# What the task requires
If a line in the listing below has the string "INSS", copy it out.
****************************************
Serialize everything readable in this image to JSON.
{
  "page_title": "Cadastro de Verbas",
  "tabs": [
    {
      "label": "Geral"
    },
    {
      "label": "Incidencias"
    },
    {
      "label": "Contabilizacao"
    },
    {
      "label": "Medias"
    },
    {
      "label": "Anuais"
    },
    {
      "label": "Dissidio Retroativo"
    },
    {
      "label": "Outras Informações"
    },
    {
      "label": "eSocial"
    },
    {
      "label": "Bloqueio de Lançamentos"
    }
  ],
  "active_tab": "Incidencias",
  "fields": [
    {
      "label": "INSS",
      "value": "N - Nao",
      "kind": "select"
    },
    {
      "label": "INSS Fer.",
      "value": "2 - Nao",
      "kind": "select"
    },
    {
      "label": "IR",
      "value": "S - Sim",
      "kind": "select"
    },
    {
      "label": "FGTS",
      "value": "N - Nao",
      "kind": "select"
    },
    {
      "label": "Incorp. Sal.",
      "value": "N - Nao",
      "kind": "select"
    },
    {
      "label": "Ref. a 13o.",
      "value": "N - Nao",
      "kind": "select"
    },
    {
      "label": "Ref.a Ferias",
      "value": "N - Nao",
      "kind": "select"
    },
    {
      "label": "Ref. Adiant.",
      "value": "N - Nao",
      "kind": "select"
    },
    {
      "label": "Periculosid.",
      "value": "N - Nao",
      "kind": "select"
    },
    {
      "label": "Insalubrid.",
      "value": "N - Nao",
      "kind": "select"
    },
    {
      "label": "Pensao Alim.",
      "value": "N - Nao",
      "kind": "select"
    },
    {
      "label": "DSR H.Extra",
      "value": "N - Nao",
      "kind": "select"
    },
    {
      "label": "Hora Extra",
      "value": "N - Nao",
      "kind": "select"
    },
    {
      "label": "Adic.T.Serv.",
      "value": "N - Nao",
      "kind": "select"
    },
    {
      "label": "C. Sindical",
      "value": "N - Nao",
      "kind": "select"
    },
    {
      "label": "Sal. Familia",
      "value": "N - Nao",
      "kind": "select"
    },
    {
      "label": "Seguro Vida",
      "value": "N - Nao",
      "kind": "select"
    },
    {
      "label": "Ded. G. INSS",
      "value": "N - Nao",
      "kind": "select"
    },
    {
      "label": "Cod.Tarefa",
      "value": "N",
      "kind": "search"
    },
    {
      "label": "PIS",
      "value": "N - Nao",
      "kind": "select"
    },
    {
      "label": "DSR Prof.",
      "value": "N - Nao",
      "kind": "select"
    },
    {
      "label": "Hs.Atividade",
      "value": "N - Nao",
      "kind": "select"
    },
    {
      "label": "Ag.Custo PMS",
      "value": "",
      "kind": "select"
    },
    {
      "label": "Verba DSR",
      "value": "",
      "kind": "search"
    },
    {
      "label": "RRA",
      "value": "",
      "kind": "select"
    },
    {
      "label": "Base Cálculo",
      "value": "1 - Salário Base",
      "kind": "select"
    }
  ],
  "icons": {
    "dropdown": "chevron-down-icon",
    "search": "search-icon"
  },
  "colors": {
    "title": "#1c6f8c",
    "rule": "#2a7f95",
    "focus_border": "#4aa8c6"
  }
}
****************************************
# Exercise result
      "label": "INSS",
      "label": "INSS Fer.",
      "label": "Ded. G. INSS",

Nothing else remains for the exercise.